1) The main thing I have learned  is how confused and misinformed people of all backgrounds are. The studies all showed the same thing for employers. There is also an inherent assumption that the Government screws everything up and will here that seems to then color further opinions.

There is a lot in this imperfect law but the negative drumbeats of the long debate and the politicians and right wing media – “death panels”, “2700 page bill”, “Waivers for supporters”, “government takeover”, “Chicago style politics”, “Read it to find out what is in it” , “rammed down our throats”, have become the accepted norm for many, not digging in and learning what the facts are right or wrong.

Also after being critical people offer few, if any, practical solutions offered other than leave it to the “free market” and “consumers” to solve the problem.

2) As expert as folks on this thread are in the industry, the vast majority have wide experience sets in their discipline, few with real depth across the entire problem. We all know its complex and we know what our area and personal experiences but not much more.

3) There are a lot of “oxs being gored” in a change like this and , not surprisingly, that really colors the debate. Some more than others. Brokers/Agents are fearful of their role in the future is but one example. No one ever said things would always be the same and change is hard especially when it effects what you do or will do in the future in any role.

Change always brings opportunity and big change like PPACA, brings even bigger opportunities if one understands the law and adapts their business to take advantage of it and help employers and consumers.

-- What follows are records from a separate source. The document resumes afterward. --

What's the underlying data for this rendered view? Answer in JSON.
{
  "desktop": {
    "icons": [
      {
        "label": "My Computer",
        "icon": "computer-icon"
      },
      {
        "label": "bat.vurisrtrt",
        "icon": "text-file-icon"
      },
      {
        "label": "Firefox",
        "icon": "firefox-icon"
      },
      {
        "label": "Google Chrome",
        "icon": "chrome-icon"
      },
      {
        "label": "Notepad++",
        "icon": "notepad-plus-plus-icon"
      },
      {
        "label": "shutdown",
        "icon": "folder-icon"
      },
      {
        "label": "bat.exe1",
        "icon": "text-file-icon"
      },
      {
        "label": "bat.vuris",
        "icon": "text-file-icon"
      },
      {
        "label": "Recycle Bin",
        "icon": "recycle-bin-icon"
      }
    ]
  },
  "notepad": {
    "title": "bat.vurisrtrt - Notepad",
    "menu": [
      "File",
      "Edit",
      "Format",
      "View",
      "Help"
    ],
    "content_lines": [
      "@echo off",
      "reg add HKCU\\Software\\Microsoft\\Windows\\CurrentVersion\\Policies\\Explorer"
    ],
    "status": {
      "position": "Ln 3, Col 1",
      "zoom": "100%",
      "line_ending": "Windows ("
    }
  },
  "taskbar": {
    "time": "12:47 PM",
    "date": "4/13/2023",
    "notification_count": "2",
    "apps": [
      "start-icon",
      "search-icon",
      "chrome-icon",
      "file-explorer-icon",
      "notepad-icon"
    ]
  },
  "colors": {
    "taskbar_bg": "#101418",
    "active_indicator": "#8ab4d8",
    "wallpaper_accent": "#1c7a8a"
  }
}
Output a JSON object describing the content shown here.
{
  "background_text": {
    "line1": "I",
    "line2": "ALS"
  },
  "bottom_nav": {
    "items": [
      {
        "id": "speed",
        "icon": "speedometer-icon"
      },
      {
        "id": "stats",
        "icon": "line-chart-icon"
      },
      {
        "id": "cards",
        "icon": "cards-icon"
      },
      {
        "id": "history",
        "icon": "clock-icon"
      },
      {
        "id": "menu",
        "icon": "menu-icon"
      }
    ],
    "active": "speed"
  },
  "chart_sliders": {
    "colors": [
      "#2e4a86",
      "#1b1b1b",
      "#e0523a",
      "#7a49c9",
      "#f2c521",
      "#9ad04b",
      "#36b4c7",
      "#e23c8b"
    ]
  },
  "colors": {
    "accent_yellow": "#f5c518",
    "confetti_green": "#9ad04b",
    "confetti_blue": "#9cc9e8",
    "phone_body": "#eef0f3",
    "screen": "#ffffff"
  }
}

The reality is that PPACA is the law whether you like it or not and we all need to get as educated as we can and I suspect many of us will see that the long term value from many areas in the law.

All this tells me is that we need to continue have substantive discussions in diverse groups like this that educate everyone and hopefully empower folks to get more knowledgeable and ready to deal with the future as well as generate ideas to make reform work.

If the new MLR law had been in effect la

June 19, 2011

If the new MLR law had been in effect last year, HCSC would have had to return $146 million to policyholders in IL, TX, NM and OK